Common Core State Standards

  • Common Core Parent Information
    The way we taught students in the past simply does not prepare
    them for the higher demands of college and careers today and in the
    future. Your school and schools throughout the country are working to
    improve teaching and learning to ensure that all children will graduate
    high school with the skills they need to be successful.
    In English language arts and literacy, this means three major changes.
    Students will continue reading and writing. But in addition to stories
    and literature, they will read more texts that provide facts and
    background knowledge in areas including science and social studies.
    They will read more challenging texts and be asked more questions
    that will require them to refer back to what they have read. There will
    also be an increased emphasis on building a strong vocabulary so that
    students can read and understand challenging material.
    America’s schools are working to provide higher quality instruction
    than ever before.
    What your child will be learning in grade three English language arts and literacy
    In grade three, students will build important reading, writing, speaking,
    and listening skills. They will think, talk, and write about what they read
    in a variety of articles, books, and other texts. In their writing, students
    will pay more attention to organizing information, developing ideas, and
    supporting these ideas with facts, details, and reasons. Activities in these
    areas will include:
    • Reading a wide range of stories and describing how a story teaches a
    • Describing characters in a story and how their actions contributed to
    • Reading texts about history, social studies, or science and answering
    questions about what they learned
    • Referring to information from illustrations such as maps or pictures as
    well as the words in a text to support their answers
    • Learning the rules of spoken and written English
    • Learning and using new words, including words related to specific
    subjects (such as science words)
    • Participating in class discussions by listening, asking questions, sharing
    ideas, and building on the ideas of others
    • Giving a class presentation on a topic or telling a story using relevant
    facts and details and speaking clearly
    • Writing stories with dialogue and descriptions of character’s actions,
    thoughts, and feelings
    • Gathering information from books, articles, and online sources to
    build understanding of a topic
    • Writing research or opinion papers over extended periods of tim3
    In grade three, students will read stories, plays, and poems. Additionally, they will
    read to learn information about history, the world, science, and other areas. Here are
    just a few examples of how your child will develop important reading skills across
    grade levels.
    As they progress through grade levels, students will be asked more questions that require

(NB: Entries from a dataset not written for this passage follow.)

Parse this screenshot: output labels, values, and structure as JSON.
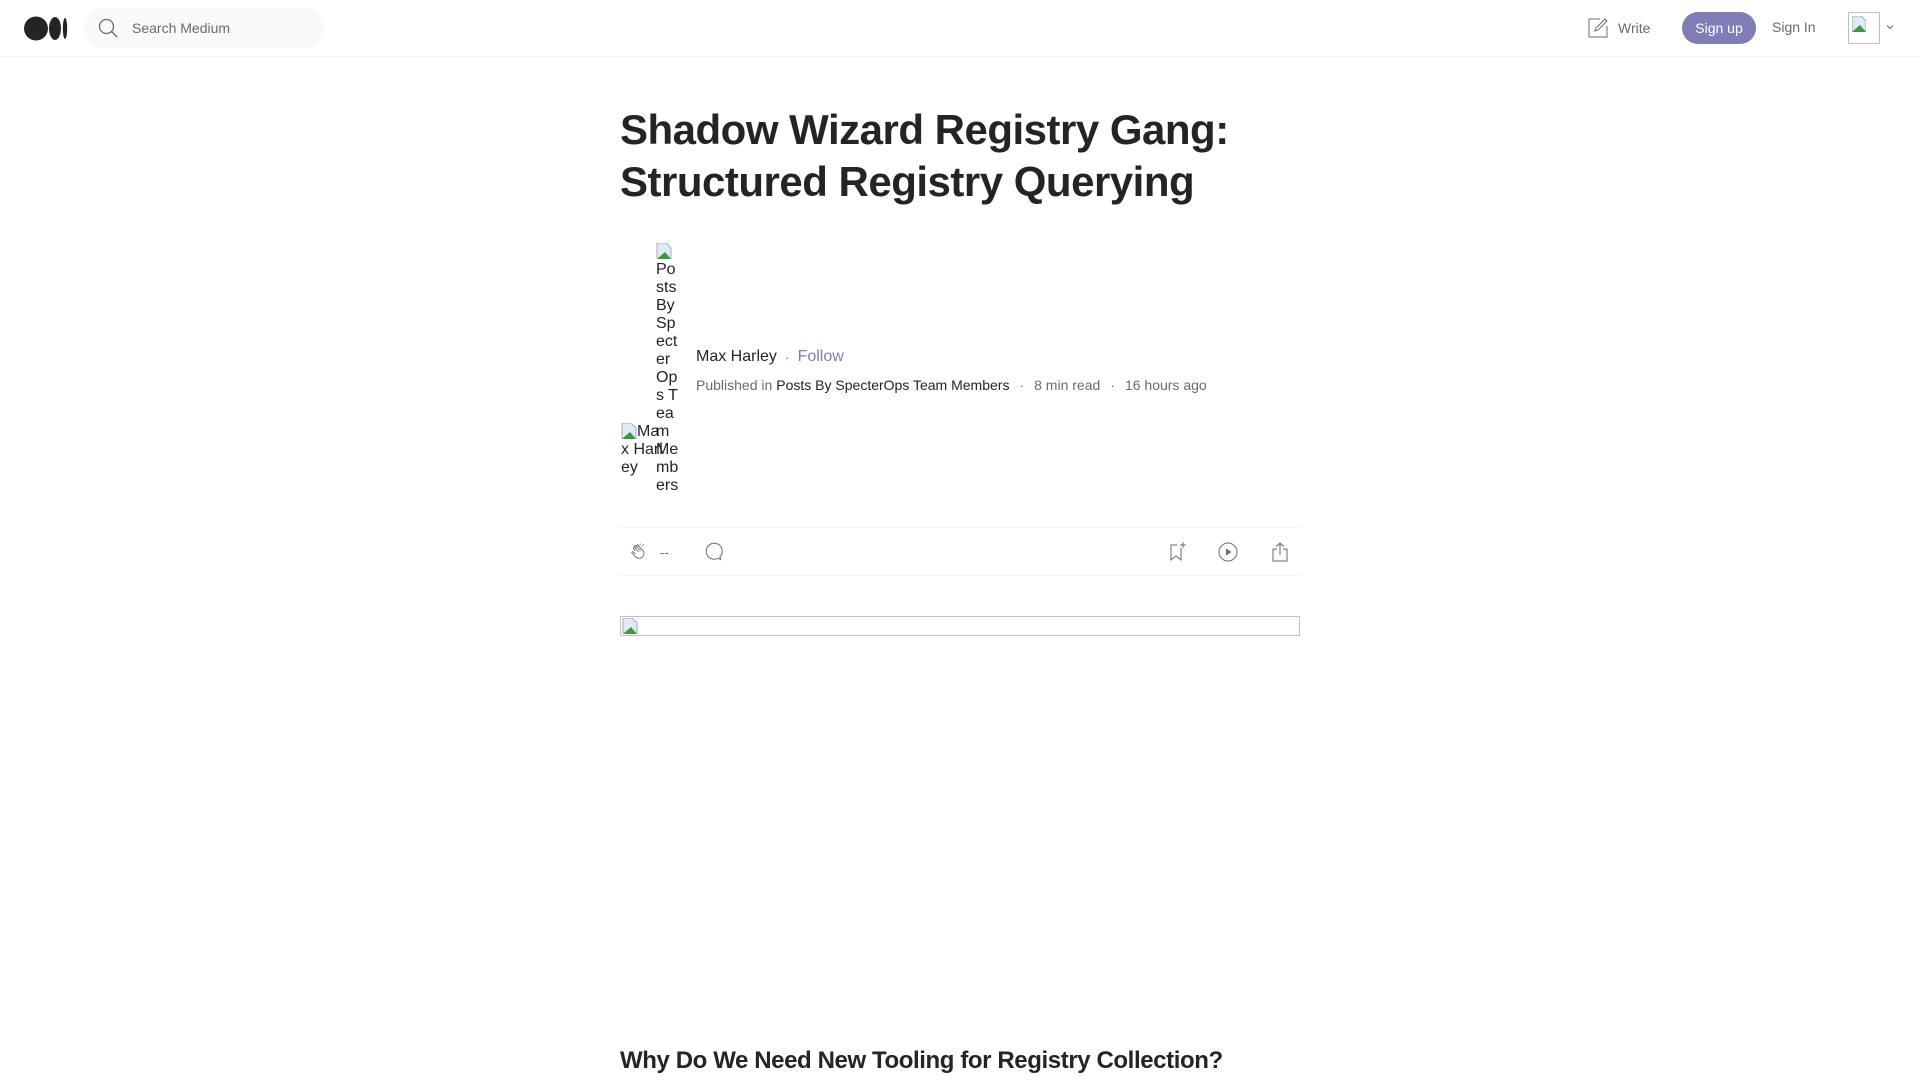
{
  "nav": {
    "logo": "medium-logo",
    "search_placeholder": "Search Medium",
    "write_label": "Write",
    "signup_label": "Sign up",
    "signin_label": "Sign In"
  },
  "article": {
    "title": "Shadow Wizard Registry Gang: Structured Registry Querying",
    "publication_avatar_alt": "Posts By SpecterOps Team Members",
    "author_avatar_alt": "Max Harley",
    "author": "Max Harley",
    "follow_label": "Follow",
    "published_in_label": "Published in",
    "publication": "Posts By SpecterOps Team Members",
    "read_time": "8 min read",
    "posted": "16 hours ago",
    "separator": "·",
    "clap_count": "--",
    "section_heading": "Why Do We Need New Tooling for Registry Collection?"
  },
  "colors": {
    "accent": "#7f7cb6",
    "text": "#242424",
    "muted": "#6b6b6b",
    "divider": "#f2f2f2"
  }
}
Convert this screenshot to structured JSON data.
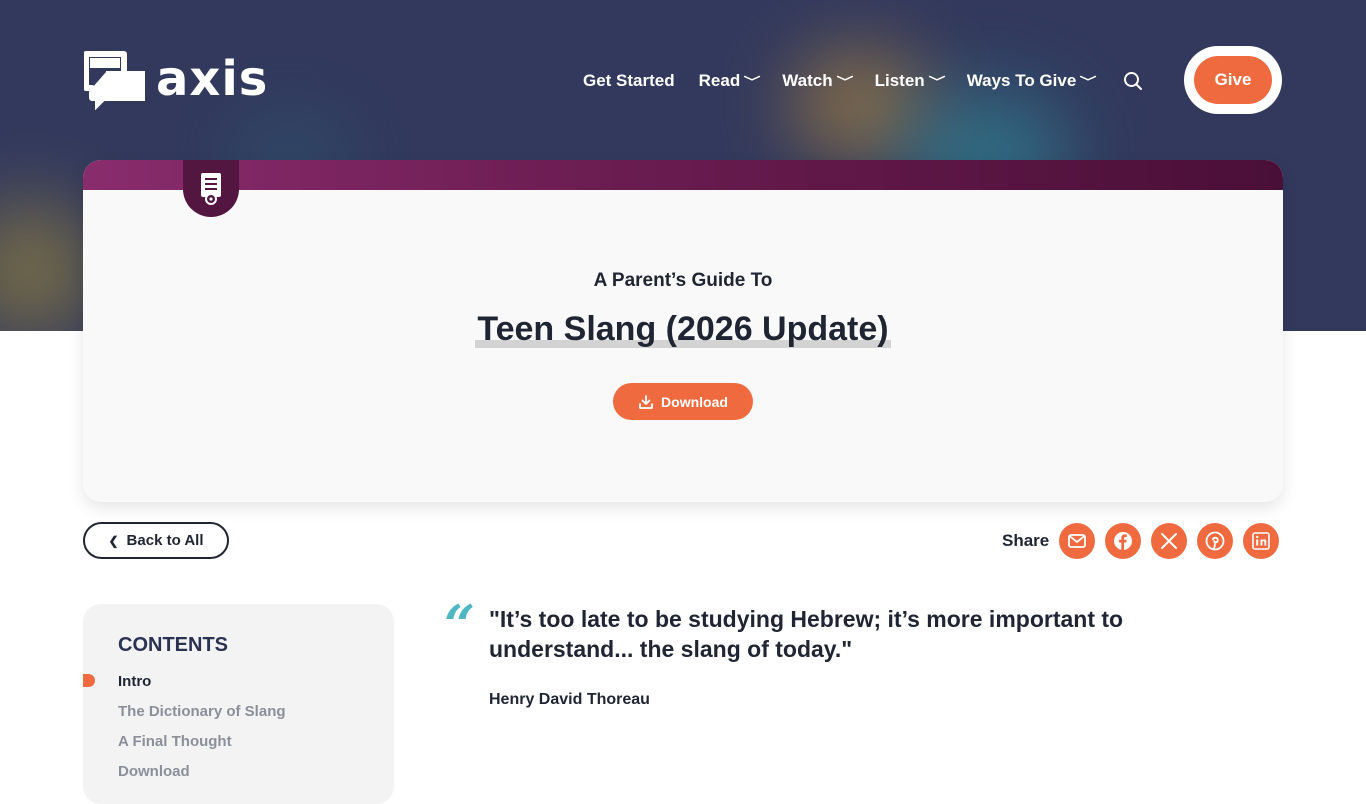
{
  "brand": {
    "name": "axis",
    "logo_quote": "“"
  },
  "nav": {
    "items": [
      {
        "label": "Get Started",
        "has_dropdown": false
      },
      {
        "label": "Read",
        "has_dropdown": true
      },
      {
        "label": "Watch",
        "has_dropdown": true
      },
      {
        "label": "Listen",
        "has_dropdown": true
      },
      {
        "label": "Ways To Give",
        "has_dropdown": true
      }
    ],
    "chevron": "⌄",
    "search_icon": "search-icon",
    "give_label": "Give"
  },
  "guide": {
    "icon": "guide-document-icon",
    "subtitle": "A Parent’s Guide To",
    "title": "Teen Slang (2026 Update)",
    "download_label": "Download"
  },
  "back_label": "Back to All",
  "back_chevron": "❮",
  "share": {
    "label": "Share",
    "buttons": [
      "email-icon",
      "facebook-icon",
      "x-icon",
      "pinterest-icon",
      "linkedin-icon"
    ]
  },
  "contents": {
    "title": "CONTENTS",
    "items": [
      {
        "label": "Intro",
        "active": true
      },
      {
        "label": "The Dictionary of Slang",
        "active": false
      },
      {
        "label": "A Final Thought",
        "active": false
      },
      {
        "label": "Download",
        "active": false
      }
    ]
  },
  "quote": {
    "mark": "“",
    "text": "\"It’s too late to be studying Hebrew; it’s more important to understand... the slang of today.\"",
    "author": "Henry David Thoreau"
  },
  "colors": {
    "hero_bg": "#32395d",
    "accent": "#ef6a3f",
    "card_bar": "#6a1c50",
    "quote_mark": "#4fb7c4",
    "text_dark": "#1f2533"
  }
}
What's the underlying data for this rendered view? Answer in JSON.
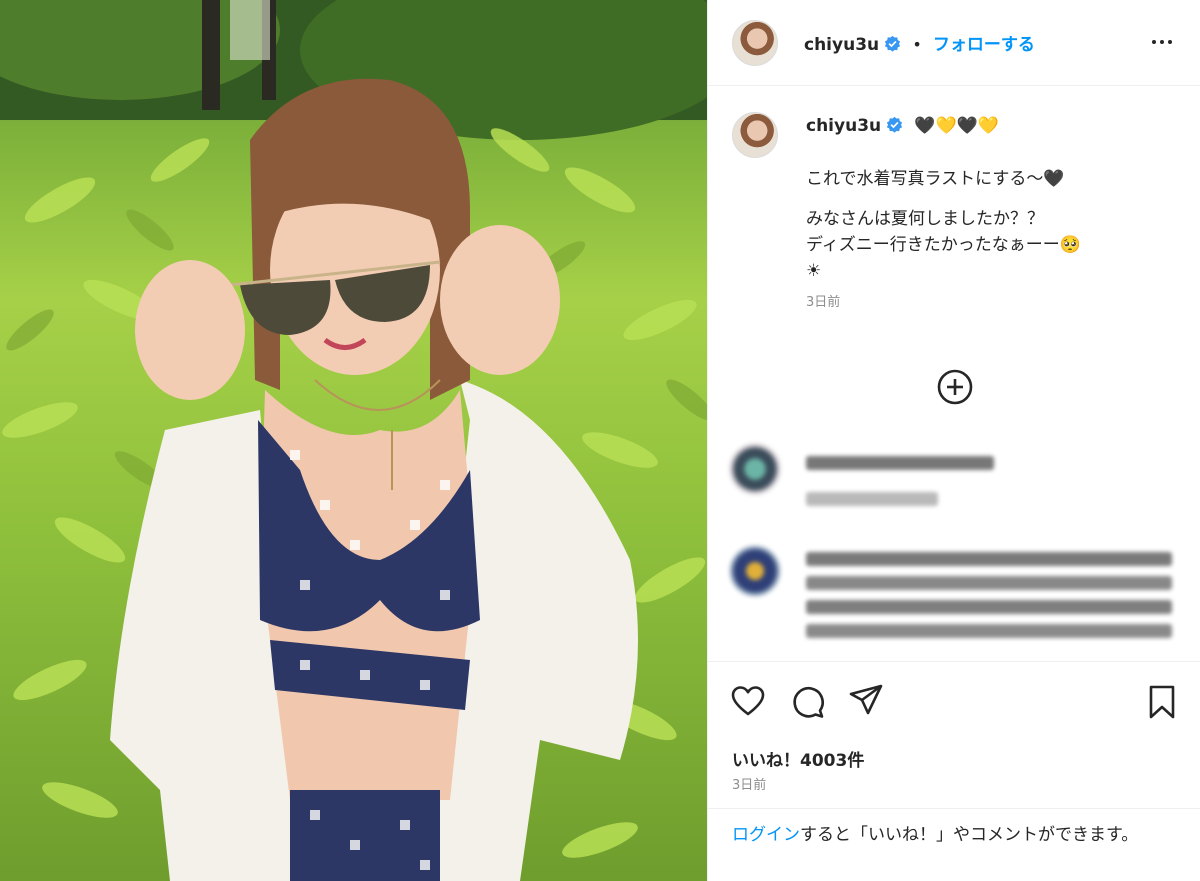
{
  "post": {
    "username": "chiyu3u",
    "follow_label": "フォローする",
    "separator": "•",
    "caption": {
      "emojis": "🖤💛🖤💛",
      "line1": "これで水着写真ラストにする〜🖤",
      "line2": "みなさんは夏何しましたか？？",
      "line3": "ディズニー行きたかったなぁーー🥺",
      "line4": "☀",
      "time": "3日前"
    },
    "likes": "いいね！4003件",
    "date": "3日前",
    "login_prompt": {
      "link": "ログイン",
      "text": "すると「いいね！」やコメントができます。"
    }
  },
  "icons": {
    "verified": "verified-badge-icon",
    "more": "more-options-icon",
    "load_more": "plus-circle-icon",
    "like": "heart-icon",
    "comment": "comment-icon",
    "share": "share-icon",
    "save": "bookmark-icon"
  },
  "colors": {
    "accent": "#0095f6",
    "verified": "#3897f0",
    "text": "#262626",
    "muted": "#8e8e8e"
  }
}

    them to cite details or information from increasingly challenging texts. This will encourage
    them to become observant and analytical readers.
    Grade Three Reading
    • Students ask and answer
    questions about what they read
    by referring directly to parts of
    the text.
    • Students use information gained
    from images or illustrations.
    Reading literature
    Reading for information
    Grade Two Reading
    • Students ask and answer
    such questions as who, what,
    where, when, why, and how to
    demonstrate understanding of
    key details in a text.
    • Students explain how specific
    images or illustrations (such as
    a diagram of how a machine
    works) are useful.
    Helping your child
    learn outside of school
    Additional Resources
    1. Provide time and space for your child to read independently. This
    time should be free from distractions such as television.
    2. Ask your child what topics, events, or activities he or she likes. Then
    look for books, magazines, or other materials about those topics that
    would motivate your child to read.
    3. It is also helpful when your child sees other people reading at home.
    You could share what you have read.
    4. Start a family book club. Let different members of the family pick the
    book. This could be a good way to enjoy quality family time while
    experiencing the joy of reading together!
    5. Be sure your child has a library card. Children should select books
    they are interested in to develop a passion for reading. Many libraries
    have book clubs and family activities that make reading fun for the
    entire family.
    6. Use technology to help build your child’s interest in reading. There
    are several websites where students can read books or articles
    online. The computer will help with words the student cannot
    read independently. Libraries also have computers students can
    use to access those sites. Feel free to ask a librarian or teacher for
    For more information on the Common Core State Standards for English
    Language Arts and Literacy, go to